• **Task objective**
Each line below that carries the string "title" must appear in the answer.
[Data in this exercise]
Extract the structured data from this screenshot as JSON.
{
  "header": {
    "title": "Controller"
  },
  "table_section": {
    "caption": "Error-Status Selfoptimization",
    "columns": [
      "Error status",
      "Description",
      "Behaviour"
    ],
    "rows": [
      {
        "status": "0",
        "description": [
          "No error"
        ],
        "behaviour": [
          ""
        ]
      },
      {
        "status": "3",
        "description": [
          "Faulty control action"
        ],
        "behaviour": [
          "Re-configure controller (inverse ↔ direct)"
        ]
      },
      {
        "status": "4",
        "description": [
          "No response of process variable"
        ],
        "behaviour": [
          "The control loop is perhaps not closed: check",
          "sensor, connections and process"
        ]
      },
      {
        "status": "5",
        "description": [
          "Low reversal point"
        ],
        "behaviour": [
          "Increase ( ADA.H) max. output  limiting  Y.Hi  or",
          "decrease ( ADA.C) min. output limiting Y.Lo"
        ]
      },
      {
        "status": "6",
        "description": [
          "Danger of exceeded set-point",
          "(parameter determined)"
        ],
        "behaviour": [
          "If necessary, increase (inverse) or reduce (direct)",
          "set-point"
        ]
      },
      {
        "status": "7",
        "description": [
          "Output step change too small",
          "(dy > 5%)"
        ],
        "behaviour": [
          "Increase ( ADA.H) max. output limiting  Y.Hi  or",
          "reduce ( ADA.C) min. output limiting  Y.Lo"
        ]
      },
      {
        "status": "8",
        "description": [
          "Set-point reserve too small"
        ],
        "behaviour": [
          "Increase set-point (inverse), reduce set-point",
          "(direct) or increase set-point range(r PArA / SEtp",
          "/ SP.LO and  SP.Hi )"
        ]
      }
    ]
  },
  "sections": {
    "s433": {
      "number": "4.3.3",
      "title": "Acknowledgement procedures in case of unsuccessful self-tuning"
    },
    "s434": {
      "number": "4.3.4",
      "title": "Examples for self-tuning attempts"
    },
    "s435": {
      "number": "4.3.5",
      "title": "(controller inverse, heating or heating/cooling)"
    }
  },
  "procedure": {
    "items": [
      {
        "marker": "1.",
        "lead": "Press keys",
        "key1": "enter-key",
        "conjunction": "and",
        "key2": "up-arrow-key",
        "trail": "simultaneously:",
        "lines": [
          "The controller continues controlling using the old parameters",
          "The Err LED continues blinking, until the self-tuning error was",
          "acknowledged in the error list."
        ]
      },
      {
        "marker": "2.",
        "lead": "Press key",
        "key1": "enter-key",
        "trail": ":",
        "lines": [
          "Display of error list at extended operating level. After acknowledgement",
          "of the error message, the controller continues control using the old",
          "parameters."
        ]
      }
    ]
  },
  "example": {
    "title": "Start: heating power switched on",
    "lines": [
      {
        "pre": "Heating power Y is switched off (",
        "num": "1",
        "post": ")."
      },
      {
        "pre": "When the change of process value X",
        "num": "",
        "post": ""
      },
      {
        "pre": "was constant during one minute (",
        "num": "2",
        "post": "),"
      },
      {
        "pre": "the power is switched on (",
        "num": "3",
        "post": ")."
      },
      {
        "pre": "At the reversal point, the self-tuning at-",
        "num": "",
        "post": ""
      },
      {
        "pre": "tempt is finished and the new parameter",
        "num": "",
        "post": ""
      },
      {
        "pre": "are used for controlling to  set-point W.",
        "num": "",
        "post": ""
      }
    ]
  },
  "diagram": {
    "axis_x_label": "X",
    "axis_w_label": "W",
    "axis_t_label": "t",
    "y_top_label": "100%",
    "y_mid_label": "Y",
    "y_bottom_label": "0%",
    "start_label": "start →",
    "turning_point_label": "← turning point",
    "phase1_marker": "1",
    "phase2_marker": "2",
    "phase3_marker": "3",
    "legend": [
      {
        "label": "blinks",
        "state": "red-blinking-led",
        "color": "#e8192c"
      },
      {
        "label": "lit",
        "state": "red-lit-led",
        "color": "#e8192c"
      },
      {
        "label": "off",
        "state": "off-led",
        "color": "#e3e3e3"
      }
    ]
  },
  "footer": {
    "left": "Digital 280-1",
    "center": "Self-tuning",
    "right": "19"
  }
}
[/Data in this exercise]
• **Answer for this exercise**
    "title": "Controller"
      "title": "Acknowledgement procedures in case of unsuccessful self-tuning"
      "title": "Examples for self-tuning attempts"
      "title": "(controller inverse, heating or heating/cooling)"
    "title": "Start: heating power switched on",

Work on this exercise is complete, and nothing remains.